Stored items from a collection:
────────────────────
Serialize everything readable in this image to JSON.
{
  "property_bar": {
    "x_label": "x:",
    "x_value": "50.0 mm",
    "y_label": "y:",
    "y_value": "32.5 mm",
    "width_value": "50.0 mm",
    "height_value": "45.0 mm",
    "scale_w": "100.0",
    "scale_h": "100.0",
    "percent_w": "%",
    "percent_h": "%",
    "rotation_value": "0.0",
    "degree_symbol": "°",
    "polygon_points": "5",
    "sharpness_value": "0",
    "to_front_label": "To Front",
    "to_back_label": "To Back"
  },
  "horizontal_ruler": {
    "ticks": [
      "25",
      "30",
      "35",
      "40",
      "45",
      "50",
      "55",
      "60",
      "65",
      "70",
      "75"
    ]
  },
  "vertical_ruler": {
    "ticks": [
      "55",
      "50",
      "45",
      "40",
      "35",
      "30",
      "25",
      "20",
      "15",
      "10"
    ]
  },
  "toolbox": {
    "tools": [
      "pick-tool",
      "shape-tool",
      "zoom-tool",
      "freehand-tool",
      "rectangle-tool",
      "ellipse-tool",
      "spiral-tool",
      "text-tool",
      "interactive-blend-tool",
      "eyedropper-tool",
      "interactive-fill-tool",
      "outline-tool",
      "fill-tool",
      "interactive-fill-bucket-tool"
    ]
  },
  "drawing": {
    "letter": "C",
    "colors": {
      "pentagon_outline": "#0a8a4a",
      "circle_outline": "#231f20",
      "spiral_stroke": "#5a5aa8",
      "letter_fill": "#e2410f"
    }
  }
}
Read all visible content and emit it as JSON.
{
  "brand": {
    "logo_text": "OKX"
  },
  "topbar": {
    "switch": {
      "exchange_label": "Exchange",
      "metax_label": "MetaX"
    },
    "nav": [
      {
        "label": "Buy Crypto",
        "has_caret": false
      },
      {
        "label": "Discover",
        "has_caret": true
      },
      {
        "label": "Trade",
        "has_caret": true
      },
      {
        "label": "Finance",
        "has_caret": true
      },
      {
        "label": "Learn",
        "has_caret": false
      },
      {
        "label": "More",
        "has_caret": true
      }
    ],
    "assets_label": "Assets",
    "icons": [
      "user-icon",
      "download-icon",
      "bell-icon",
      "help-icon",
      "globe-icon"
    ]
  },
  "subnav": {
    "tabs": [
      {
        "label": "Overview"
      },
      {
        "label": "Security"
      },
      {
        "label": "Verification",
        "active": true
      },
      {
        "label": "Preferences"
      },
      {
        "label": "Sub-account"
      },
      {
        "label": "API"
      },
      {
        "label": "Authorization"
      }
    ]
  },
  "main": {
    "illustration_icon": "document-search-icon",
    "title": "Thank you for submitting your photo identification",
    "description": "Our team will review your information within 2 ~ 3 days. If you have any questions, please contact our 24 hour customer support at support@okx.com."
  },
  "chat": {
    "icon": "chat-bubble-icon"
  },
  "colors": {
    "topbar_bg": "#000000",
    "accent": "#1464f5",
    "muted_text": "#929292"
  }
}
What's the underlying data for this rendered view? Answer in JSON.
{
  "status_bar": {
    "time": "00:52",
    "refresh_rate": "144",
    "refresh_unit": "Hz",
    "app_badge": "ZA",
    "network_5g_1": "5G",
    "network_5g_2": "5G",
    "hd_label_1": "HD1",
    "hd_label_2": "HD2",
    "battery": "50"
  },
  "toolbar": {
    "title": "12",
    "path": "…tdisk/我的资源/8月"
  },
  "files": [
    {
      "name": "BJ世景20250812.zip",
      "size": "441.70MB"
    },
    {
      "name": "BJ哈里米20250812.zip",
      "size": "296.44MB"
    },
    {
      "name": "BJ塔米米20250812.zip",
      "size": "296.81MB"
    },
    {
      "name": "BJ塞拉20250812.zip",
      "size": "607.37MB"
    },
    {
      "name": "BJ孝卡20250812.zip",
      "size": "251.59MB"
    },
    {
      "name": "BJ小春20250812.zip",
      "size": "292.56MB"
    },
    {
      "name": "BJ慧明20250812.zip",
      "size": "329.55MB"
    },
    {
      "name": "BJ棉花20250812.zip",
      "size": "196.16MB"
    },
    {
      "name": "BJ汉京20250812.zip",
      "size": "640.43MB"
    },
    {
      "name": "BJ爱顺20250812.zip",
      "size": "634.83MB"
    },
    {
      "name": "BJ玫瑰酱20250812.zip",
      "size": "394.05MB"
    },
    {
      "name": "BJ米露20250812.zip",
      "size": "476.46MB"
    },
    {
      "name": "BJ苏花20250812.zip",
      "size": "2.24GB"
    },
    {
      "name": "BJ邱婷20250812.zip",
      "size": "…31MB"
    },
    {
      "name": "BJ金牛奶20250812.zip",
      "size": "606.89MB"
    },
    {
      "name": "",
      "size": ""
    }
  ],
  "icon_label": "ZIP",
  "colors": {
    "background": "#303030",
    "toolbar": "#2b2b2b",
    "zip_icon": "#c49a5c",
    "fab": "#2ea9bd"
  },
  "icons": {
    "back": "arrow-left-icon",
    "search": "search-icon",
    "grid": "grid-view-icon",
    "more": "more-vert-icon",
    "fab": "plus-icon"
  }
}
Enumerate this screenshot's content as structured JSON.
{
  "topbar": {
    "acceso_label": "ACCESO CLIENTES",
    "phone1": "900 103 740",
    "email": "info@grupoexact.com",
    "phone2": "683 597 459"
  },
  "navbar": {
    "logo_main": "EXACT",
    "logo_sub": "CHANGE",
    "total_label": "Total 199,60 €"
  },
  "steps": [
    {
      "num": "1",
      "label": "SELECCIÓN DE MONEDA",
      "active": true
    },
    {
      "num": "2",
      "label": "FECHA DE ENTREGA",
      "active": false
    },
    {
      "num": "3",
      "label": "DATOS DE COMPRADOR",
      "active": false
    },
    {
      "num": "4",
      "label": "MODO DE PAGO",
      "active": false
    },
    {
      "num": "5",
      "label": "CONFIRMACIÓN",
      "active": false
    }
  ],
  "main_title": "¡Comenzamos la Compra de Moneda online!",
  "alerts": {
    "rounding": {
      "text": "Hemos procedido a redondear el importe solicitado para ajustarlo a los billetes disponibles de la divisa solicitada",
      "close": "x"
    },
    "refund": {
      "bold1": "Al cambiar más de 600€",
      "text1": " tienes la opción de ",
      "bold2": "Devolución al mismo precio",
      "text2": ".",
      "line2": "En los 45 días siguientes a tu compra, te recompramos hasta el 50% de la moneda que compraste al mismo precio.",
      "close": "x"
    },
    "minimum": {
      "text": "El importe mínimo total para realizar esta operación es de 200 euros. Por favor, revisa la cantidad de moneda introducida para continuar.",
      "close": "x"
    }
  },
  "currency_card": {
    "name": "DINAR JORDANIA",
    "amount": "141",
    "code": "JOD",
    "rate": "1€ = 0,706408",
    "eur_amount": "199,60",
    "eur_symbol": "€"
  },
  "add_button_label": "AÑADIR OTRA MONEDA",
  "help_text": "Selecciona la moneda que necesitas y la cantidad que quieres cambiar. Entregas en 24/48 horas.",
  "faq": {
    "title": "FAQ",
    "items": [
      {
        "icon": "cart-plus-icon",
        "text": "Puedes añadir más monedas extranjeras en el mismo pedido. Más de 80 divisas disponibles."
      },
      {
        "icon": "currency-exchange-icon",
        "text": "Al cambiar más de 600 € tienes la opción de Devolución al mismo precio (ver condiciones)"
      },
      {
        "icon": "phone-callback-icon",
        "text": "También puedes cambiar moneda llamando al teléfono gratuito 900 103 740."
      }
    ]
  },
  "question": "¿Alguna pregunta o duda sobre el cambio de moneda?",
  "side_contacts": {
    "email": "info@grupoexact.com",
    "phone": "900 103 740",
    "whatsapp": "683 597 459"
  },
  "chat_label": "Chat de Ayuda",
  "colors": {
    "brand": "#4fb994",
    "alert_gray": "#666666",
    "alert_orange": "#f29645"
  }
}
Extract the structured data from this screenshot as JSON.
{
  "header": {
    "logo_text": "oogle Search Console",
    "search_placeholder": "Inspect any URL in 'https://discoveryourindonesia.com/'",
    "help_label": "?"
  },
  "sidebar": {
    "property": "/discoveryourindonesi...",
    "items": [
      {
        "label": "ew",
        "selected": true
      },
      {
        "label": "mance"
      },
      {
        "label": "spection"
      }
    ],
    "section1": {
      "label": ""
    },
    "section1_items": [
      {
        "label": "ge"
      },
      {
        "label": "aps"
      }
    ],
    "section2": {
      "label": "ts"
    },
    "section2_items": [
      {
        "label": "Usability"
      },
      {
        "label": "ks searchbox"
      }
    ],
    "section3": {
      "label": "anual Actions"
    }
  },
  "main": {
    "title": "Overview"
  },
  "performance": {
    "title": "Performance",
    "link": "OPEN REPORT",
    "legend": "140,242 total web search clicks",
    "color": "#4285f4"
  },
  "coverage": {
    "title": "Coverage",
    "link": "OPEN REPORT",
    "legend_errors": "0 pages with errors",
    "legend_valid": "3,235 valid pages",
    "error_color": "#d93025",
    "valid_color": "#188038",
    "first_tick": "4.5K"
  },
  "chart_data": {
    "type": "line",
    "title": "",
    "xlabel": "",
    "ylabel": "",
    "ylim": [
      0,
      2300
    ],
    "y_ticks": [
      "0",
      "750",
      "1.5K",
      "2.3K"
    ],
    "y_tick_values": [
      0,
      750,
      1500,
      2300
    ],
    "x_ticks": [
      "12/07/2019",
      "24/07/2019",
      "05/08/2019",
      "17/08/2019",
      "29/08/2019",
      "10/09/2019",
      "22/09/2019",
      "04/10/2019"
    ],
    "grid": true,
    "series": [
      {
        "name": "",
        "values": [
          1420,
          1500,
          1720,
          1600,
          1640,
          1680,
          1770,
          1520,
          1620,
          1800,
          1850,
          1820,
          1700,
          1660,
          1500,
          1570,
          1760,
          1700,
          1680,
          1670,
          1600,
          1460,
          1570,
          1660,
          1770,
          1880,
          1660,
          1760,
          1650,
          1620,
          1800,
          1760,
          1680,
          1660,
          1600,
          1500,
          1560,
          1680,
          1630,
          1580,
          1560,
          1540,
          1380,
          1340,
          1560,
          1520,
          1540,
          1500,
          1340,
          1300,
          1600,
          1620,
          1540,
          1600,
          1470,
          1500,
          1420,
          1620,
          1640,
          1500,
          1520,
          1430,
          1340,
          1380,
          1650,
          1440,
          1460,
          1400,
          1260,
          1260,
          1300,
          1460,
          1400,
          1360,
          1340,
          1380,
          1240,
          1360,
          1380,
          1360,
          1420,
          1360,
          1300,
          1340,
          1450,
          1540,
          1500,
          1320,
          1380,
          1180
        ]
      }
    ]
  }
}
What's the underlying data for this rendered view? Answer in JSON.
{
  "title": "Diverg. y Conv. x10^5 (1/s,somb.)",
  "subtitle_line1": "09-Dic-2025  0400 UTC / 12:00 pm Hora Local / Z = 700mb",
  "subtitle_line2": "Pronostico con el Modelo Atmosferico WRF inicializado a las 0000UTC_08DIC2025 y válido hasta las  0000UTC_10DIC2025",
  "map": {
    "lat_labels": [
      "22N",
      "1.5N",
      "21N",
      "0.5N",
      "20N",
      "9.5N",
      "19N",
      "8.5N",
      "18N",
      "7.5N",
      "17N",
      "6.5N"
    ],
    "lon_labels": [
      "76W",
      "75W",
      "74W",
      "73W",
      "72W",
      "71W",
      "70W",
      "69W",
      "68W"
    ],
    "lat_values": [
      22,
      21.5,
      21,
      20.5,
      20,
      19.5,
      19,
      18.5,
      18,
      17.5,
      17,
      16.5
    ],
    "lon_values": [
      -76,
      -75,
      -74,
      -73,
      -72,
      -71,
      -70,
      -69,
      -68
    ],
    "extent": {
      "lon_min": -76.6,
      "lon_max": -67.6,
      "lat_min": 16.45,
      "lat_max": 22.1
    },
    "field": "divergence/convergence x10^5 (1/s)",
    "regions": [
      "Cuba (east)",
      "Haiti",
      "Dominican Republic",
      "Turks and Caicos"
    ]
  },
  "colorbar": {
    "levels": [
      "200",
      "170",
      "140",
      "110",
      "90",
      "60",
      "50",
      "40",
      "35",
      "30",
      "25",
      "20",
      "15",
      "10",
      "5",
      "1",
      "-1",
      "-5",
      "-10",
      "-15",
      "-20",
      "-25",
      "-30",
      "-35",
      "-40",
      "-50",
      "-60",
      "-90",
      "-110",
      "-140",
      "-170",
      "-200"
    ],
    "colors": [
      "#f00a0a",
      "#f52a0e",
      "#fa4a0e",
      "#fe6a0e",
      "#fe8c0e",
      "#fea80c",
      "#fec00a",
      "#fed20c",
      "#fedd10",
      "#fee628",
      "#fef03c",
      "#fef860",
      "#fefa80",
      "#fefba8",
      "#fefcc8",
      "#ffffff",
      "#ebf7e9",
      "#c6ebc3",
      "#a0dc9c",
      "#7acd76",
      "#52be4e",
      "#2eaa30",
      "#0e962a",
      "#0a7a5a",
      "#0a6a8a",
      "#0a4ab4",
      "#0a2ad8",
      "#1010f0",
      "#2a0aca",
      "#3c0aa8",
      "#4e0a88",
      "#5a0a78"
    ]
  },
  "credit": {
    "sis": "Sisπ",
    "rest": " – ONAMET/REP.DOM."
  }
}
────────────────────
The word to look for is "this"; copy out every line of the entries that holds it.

Result of the exercise>
Serialize everything readable in this image to JSON.
What's the underlying data for this rendered view? Answer in JSON.
Enumerate this screenshot's content as structured JSON.
Extract the structured data from this screenshot as JSON.
What's the underlying data for this rendered view? Answer in JSON.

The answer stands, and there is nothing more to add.